- _REQUIRED WORK_: Scan the entries that follow and give only the number of lines containing "your".

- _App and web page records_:
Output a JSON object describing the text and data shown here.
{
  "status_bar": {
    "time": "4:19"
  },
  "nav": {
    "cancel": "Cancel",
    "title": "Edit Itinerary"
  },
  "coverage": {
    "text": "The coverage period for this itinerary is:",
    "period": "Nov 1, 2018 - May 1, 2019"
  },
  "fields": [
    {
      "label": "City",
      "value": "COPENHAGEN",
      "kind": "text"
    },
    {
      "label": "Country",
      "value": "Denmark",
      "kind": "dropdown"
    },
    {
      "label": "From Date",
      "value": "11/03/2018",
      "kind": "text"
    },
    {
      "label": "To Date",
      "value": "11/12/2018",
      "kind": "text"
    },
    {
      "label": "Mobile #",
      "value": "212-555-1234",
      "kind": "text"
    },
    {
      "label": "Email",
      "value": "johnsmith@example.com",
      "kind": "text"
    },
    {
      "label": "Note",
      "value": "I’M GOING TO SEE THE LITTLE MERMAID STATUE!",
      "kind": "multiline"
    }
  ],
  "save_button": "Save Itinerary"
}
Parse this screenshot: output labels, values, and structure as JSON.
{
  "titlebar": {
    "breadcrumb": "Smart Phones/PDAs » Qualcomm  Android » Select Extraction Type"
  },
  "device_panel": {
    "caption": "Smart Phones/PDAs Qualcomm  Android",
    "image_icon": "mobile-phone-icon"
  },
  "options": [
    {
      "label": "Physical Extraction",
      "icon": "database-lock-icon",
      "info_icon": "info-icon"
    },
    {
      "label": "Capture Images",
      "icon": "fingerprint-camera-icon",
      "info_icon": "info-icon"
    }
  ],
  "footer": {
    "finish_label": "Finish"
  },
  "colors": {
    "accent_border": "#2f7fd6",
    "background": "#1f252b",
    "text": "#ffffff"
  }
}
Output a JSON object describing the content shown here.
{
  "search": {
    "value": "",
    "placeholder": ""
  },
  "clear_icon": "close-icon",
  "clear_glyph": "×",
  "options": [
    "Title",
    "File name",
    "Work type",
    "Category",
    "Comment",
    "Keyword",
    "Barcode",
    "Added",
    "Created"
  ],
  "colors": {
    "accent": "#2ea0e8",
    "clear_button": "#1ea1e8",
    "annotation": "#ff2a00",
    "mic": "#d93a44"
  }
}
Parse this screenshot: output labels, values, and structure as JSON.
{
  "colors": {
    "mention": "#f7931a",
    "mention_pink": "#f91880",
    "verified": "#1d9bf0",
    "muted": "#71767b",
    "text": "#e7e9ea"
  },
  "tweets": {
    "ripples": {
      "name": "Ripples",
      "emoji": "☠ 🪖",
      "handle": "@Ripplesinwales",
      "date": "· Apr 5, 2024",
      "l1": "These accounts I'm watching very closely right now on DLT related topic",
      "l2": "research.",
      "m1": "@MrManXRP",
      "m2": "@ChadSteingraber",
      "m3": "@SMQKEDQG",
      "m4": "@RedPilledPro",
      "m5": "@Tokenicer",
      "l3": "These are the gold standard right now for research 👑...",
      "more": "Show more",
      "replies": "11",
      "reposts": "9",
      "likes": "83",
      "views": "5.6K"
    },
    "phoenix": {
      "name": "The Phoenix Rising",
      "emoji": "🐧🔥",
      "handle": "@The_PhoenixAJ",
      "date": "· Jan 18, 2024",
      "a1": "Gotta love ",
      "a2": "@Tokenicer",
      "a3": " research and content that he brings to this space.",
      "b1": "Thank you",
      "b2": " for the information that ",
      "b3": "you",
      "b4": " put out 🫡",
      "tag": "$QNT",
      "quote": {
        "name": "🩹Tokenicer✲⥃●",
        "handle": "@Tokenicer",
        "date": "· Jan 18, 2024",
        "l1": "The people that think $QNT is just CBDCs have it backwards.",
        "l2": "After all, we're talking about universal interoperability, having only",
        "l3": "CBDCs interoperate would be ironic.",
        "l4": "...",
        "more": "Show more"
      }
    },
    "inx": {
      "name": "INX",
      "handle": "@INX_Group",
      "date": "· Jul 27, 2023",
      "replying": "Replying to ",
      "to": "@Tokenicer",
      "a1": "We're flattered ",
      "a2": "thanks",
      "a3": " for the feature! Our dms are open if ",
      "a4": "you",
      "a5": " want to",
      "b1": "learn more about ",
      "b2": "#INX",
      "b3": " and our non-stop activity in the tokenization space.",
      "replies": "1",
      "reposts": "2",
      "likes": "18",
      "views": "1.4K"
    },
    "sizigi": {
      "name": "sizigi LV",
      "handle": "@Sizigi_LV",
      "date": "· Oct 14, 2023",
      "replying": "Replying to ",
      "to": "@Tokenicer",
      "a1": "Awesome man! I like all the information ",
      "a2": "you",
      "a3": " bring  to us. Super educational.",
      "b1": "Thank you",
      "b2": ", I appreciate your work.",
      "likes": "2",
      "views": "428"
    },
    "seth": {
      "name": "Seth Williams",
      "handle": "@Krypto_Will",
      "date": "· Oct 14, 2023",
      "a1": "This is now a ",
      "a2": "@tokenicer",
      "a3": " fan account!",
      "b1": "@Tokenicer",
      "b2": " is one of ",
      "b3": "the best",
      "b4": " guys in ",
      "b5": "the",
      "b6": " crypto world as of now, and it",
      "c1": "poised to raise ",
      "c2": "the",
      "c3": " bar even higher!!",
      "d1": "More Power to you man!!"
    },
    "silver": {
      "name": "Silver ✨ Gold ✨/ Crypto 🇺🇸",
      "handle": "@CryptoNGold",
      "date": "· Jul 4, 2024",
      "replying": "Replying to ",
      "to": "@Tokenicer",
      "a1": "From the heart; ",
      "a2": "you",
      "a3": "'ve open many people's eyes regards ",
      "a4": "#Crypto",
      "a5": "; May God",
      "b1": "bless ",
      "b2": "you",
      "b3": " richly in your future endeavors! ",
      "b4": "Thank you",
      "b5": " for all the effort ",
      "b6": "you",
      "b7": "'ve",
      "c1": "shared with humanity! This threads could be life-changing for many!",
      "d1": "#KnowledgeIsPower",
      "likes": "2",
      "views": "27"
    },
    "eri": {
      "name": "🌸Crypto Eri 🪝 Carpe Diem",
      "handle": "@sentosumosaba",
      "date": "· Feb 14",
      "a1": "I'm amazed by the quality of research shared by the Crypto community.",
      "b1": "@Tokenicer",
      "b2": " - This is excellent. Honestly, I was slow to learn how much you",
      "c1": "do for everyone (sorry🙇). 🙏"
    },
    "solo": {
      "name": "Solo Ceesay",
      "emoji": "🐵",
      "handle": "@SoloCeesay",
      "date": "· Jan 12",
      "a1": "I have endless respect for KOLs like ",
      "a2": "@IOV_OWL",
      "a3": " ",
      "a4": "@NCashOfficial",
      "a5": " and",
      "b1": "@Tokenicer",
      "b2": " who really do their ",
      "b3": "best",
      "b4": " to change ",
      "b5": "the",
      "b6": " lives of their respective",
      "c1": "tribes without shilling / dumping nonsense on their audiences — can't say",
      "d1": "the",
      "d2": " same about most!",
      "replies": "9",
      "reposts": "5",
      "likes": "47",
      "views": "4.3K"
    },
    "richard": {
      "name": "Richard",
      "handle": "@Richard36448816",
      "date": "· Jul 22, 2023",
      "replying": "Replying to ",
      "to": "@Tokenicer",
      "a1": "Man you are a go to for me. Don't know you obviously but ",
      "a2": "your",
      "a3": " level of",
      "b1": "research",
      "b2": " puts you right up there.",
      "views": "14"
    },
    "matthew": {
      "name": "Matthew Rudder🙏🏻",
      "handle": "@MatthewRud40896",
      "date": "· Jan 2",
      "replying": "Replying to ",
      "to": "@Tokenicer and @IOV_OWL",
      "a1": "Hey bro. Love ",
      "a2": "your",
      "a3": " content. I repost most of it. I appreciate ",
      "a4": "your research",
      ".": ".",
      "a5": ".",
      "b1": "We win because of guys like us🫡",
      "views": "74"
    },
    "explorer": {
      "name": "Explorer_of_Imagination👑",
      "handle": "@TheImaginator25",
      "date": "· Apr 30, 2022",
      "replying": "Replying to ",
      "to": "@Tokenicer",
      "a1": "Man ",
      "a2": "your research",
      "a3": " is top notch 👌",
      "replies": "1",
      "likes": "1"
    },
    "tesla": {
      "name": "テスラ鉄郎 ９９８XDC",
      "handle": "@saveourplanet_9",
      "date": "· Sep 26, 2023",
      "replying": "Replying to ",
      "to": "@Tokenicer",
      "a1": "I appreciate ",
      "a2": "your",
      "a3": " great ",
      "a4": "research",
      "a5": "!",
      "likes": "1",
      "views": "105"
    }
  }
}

- _SOLVED EXERCISE_: 7